“We have to do things very differently”, transport researcher Jillian Anable told the Royal Meteorological Society’s Climate Change Forum in London last week. “It’s not about celebrating electric vehicles.”
Cars are “getting bigger and heavier”, Anable warned, meaning that “it will take longer to decarbonise the system”. Of new car sales globally, 46% are SUVs.
For every electric car sold, 10-15 large vehicles are sold: they “negate the effect of that electric vehicle many times over”. Moreover, half the electric cars sold are plug-in hybrids, which use “a great deal” of petrol and diesel.

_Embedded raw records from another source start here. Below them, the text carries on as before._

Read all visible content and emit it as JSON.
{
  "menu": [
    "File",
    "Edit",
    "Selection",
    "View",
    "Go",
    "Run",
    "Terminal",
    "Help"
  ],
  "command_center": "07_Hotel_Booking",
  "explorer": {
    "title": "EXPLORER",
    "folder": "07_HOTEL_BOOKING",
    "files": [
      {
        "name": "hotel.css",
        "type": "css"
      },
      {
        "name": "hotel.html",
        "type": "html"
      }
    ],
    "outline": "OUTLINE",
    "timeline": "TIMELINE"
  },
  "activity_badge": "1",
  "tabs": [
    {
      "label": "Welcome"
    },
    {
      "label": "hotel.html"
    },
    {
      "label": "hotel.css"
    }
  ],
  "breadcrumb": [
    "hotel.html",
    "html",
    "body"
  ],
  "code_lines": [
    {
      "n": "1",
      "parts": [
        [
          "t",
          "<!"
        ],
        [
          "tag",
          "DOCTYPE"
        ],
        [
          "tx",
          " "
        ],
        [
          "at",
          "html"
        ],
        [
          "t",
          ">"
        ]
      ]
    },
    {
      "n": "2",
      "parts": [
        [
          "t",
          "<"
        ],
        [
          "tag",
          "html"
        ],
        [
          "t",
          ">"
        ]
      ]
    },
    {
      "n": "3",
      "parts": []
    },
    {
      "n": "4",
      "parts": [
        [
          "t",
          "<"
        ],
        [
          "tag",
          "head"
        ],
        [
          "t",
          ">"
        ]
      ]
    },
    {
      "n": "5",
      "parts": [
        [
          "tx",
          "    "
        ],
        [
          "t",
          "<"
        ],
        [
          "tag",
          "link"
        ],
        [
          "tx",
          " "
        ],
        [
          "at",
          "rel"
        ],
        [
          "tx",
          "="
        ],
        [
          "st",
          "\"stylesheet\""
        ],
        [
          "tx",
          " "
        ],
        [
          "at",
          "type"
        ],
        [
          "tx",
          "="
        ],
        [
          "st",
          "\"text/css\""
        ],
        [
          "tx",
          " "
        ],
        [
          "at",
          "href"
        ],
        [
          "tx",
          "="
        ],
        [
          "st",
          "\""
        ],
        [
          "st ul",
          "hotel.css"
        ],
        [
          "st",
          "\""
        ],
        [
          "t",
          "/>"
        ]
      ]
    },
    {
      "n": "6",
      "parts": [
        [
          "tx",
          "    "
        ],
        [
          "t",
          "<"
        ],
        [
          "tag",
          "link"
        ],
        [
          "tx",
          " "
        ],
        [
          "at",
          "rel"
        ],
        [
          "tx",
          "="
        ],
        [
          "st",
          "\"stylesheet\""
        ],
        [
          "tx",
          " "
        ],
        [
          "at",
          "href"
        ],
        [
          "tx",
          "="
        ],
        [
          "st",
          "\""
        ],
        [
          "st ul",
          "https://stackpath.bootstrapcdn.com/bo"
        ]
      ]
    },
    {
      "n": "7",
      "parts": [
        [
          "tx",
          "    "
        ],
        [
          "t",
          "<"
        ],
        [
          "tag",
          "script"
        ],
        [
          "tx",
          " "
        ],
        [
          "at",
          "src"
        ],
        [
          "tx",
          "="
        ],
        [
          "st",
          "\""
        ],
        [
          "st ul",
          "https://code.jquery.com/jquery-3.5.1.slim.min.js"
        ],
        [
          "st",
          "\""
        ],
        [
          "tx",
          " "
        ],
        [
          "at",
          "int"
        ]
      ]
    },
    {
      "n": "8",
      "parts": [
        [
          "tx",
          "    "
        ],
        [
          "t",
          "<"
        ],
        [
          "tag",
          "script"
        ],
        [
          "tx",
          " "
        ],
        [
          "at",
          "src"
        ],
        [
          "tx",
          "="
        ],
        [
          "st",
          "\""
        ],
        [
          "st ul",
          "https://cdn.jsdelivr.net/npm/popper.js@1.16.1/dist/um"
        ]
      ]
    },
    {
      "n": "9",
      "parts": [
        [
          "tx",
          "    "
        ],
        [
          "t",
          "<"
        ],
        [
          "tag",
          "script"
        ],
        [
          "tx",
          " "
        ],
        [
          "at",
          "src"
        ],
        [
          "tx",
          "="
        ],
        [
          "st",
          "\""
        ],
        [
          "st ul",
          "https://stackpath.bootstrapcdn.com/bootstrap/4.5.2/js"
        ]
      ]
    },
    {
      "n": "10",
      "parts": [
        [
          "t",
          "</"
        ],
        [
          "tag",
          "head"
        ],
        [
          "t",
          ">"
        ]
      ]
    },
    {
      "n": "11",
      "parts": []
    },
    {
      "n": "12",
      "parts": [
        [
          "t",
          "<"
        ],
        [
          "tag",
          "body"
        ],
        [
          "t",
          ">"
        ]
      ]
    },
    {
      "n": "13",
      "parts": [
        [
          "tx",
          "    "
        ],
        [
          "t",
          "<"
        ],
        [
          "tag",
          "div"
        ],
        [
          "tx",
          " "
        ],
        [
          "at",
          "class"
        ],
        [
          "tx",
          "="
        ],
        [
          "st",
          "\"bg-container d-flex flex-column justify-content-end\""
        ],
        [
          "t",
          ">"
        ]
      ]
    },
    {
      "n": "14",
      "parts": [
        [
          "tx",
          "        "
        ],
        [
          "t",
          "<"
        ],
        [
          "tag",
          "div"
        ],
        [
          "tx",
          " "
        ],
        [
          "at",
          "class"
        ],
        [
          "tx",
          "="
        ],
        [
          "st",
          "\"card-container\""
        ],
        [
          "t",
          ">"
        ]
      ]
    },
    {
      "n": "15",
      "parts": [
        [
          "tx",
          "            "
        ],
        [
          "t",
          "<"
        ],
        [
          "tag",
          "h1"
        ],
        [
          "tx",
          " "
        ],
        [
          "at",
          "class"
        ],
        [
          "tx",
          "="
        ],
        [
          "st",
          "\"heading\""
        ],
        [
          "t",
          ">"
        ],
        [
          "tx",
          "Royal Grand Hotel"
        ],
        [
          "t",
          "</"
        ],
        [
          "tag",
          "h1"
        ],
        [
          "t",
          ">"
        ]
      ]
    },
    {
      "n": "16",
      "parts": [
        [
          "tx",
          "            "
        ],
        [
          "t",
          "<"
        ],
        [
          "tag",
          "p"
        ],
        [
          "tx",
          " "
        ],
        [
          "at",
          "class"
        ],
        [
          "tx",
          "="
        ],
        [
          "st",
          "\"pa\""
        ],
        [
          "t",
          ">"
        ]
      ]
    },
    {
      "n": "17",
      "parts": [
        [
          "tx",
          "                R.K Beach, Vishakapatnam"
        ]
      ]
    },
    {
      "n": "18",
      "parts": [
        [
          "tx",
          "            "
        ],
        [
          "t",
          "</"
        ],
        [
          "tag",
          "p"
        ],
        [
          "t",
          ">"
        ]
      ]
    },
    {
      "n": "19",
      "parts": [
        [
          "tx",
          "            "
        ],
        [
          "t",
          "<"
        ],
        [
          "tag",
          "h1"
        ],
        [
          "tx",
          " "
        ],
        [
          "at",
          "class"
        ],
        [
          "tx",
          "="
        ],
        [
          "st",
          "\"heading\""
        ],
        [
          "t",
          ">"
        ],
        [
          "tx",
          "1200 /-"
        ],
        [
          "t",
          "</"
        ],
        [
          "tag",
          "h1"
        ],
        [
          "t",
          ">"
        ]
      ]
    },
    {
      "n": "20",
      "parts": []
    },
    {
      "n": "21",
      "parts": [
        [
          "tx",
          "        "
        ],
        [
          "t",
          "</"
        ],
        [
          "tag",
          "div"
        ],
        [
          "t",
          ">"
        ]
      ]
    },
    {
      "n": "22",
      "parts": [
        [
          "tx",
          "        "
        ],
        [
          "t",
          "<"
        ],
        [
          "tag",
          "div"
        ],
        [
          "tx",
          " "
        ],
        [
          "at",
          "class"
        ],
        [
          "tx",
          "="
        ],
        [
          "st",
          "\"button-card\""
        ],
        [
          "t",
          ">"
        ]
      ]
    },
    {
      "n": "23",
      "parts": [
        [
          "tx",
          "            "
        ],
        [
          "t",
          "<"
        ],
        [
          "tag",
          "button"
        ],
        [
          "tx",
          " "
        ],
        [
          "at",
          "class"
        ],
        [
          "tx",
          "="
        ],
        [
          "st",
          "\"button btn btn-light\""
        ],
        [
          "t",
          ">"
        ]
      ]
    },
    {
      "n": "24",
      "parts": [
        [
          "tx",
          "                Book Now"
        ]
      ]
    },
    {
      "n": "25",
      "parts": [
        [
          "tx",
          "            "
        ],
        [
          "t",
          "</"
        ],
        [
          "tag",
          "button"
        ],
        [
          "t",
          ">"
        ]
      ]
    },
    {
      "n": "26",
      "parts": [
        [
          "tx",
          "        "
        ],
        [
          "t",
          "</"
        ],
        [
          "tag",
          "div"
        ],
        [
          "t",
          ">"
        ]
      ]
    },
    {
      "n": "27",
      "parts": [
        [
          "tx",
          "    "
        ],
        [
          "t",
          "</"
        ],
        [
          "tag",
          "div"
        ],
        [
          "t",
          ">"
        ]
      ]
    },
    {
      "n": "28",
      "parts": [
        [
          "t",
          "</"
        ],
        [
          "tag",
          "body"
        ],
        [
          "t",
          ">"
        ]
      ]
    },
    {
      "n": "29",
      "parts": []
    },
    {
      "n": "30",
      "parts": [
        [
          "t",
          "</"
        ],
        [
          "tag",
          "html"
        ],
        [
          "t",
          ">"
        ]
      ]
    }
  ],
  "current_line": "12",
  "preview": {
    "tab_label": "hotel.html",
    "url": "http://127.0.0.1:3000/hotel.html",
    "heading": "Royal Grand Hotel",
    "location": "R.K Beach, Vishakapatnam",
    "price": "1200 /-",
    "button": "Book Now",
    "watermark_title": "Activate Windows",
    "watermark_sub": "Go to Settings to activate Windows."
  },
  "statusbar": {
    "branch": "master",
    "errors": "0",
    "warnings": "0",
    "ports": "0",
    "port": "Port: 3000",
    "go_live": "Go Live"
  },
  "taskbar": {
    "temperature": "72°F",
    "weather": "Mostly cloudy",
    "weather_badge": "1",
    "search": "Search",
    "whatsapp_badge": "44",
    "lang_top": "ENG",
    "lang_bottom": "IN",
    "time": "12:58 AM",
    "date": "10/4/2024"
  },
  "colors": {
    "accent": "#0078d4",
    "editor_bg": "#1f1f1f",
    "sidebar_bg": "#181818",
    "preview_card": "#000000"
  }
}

No country has “achieved the speed and scale of reductions [in greenhouse gas emissions] that we now need”, Anable, professor of Transport and Energy at the University of Leeds, said. And no country has “achieved deep and long-term reductions [in transport emissions] without restricting car use.”
Anable was one of several researchers at the Forum who addressed the yawning gap between government declarations about climate change, and the snail’s pace of action – the gap that has infuriated, and motivated, the new generation of protesters from Greta Thunberg to Just Stop Oil.
Transport, the built environment and the food chain – three areas of gigantic fuel consumption – were covered in detail. Adaptation (coping with the effects of climate change) was considered along with mitigation (how to minimise the level of global heating).
Built environment researcher Alice Moncaster launched a broadside against the culture of demolish-and-build, as opposed to retrofitting existing buildings.Read the rest of this entry »